• INFORMATION SUPPLIED
---+---

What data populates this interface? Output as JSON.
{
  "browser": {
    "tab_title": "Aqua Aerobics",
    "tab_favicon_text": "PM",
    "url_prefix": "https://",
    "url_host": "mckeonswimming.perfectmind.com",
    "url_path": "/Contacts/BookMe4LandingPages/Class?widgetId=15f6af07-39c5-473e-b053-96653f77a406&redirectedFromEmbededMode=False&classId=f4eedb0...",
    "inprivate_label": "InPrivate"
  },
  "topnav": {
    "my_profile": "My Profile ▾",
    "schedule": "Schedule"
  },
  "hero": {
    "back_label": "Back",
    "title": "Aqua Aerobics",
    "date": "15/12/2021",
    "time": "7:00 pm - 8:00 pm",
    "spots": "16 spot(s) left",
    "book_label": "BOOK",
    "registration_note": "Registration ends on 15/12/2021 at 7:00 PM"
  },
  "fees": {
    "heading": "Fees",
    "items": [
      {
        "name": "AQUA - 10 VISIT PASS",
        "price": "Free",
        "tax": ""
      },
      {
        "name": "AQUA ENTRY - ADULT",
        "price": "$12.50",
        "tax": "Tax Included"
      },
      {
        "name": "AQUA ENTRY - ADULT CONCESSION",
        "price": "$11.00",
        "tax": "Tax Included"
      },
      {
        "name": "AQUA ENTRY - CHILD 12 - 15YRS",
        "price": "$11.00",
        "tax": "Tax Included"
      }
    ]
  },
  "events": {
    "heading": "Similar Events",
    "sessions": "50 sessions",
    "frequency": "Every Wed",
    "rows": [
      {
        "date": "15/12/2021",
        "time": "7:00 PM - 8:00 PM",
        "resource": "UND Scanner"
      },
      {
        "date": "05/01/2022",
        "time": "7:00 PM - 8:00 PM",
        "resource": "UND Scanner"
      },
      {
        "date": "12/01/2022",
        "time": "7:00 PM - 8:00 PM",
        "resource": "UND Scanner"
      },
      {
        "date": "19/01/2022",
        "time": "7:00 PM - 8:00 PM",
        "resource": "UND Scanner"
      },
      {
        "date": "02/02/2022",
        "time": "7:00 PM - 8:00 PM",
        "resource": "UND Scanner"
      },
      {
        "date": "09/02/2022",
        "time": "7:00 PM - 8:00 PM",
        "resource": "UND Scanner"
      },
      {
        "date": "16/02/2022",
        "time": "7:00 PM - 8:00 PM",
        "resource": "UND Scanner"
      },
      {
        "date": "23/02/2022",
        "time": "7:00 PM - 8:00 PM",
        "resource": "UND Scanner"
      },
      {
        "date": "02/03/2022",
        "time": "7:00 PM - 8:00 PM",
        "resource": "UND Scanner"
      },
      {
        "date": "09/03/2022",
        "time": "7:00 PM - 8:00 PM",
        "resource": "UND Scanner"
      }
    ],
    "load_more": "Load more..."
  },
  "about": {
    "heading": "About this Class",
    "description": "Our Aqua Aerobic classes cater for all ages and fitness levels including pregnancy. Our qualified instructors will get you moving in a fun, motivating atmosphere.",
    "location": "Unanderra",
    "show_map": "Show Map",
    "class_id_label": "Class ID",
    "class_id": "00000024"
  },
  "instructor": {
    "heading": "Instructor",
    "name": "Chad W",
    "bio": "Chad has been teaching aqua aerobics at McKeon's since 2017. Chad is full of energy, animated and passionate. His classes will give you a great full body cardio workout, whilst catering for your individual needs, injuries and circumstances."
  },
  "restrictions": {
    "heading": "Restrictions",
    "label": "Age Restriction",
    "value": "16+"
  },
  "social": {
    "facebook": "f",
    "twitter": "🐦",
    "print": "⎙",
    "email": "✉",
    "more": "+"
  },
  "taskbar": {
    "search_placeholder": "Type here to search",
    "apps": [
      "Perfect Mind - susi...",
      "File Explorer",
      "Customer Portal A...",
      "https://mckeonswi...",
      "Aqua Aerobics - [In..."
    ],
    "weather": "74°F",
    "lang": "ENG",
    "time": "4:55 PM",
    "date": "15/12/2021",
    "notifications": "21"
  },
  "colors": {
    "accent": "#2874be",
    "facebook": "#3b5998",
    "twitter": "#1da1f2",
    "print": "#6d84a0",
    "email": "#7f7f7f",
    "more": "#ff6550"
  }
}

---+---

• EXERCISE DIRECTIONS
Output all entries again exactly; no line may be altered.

• SOLUTION TO THIS EXERCISE
What data populates this interface? Output as JSON.
{
  "browser": {
    "tab_title": "Aqua Aerobics",
    "tab_favicon_text": "PM",
    "url_prefix": "https://",
    "url_host": "mckeonswimming.perfectmind.com",
    "url_path": "/Contacts/BookMe4LandingPages/Class?widgetId=15f6af07-39c5-473e-b053-96653f77a406&redirectedFromEmbededMode=False&classId=f4eedb0...",
    "inprivate_label": "InPrivate"
  },
  "topnav": {
    "my_profile": "My Profile ▾",
    "schedule": "Schedule"
  },
  "hero": {
    "back_label": "Back",
    "title": "Aqua Aerobics",
    "date": "15/12/2021",
    "time": "7:00 pm - 8:00 pm",
    "spots": "16 spot(s) left",
    "book_label": "BOOK",
    "registration_note": "Registration ends on 15/12/2021 at 7:00 PM"
  },
  "fees": {
    "heading": "Fees",
    "items": [
      {
        "name": "AQUA - 10 VISIT PASS",
        "price": "Free",
        "tax": ""
      },
      {
        "name": "AQUA ENTRY - ADULT",
        "price": "$12.50",
        "tax": "Tax Included"
      },
      {
        "name": "AQUA ENTRY - ADULT CONCESSION",
        "price": "$11.00",
        "tax": "Tax Included"
      },
      {
        "name": "AQUA ENTRY - CHILD 12 - 15YRS",
        "price": "$11.00",
        "tax": "Tax Included"
      }
    ]
  },
  "events": {
    "heading": "Similar Events",
    "sessions": "50 sessions",
    "frequency": "Every Wed",
    "rows": [
      {
        "date": "15/12/2021",
        "time": "7:00 PM - 8:00 PM",
        "resource": "UND Scanner"
      },
      {
        "date": "05/01/2022",
        "time": "7:00 PM - 8:00 PM",
        "resource": "UND Scanner"
      },
      {
        "date": "12/01/2022",
        "time": "7:00 PM - 8:00 PM",
        "resource": "UND Scanner"
      },
      {
        "date": "19/01/2022",
        "time": "7:00 PM - 8:00 PM",
        "resource": "UND Scanner"
      },
      {
        "date": "02/02/2022",
        "time": "7:00 PM - 8:00 PM",
        "resource": "UND Scanner"
      },
      {
        "date": "09/02/2022",
        "time": "7:00 PM - 8:00 PM",
        "resource": "UND Scanner"
      },
      {
        "date": "16/02/2022",
        "time": "7:00 PM - 8:00 PM",
        "resource": "UND Scanner"
      },
      {
        "date": "23/02/2022",
        "time": "7:00 PM - 8:00 PM",
        "resource": "UND Scanner"
      },
      {
        "date": "02/03/2022",
        "time": "7:00 PM - 8:00 PM",
        "resource": "UND Scanner"
      },
      {
        "date": "09/03/2022",
        "time": "7:00 PM - 8:00 PM",
        "resource": "UND Scanner"
      }
    ],
    "load_more": "Load more..."
  },
  "about": {
    "heading": "About this Class",
    "description": "Our Aqua Aerobic classes cater for all ages and fitness levels including pregnancy. Our qualified instructors will get you moving in a fun, motivating atmosphere.",
    "location": "Unanderra",
    "show_map": "Show Map",
    "class_id_label": "Class ID",
    "class_id": "00000024"
  },
  "instructor": {
    "heading": "Instructor",
    "name": "Chad W",
    "bio": "Chad has been teaching aqua aerobics at McKeon's since 2017. Chad is full of energy, animated and passionate. His classes will give you a great full body cardio workout, whilst catering for your individual needs, injuries and circumstances."
  },
  "restrictions": {
    "heading": "Restrictions",
    "label": "Age Restriction",
    "value": "16+"
  },
  "social": {
    "facebook": "f",
    "twitter": "🐦",
    "print": "⎙",
    "email": "✉",
    "more": "+"
  },
  "taskbar": {
    "search_placeholder": "Type here to search",
    "apps": [
      "Perfect Mind - susi...",
      "File Explorer",
      "Customer Portal A...",
      "https://mckeonswi...",
      "Aqua Aerobics - [In..."
    ],
    "weather": "74°F",
    "lang": "ENG",
    "time": "4:55 PM",
    "date": "15/12/2021",
    "notifications": "21"
  },
  "colors": {
    "accent": "#2874be",
    "facebook": "#3b5998",
    "twitter": "#1da1f2",
    "print": "#6d84a0",
    "email": "#7f7f7f",
    "more": "#ff6550"
  }
}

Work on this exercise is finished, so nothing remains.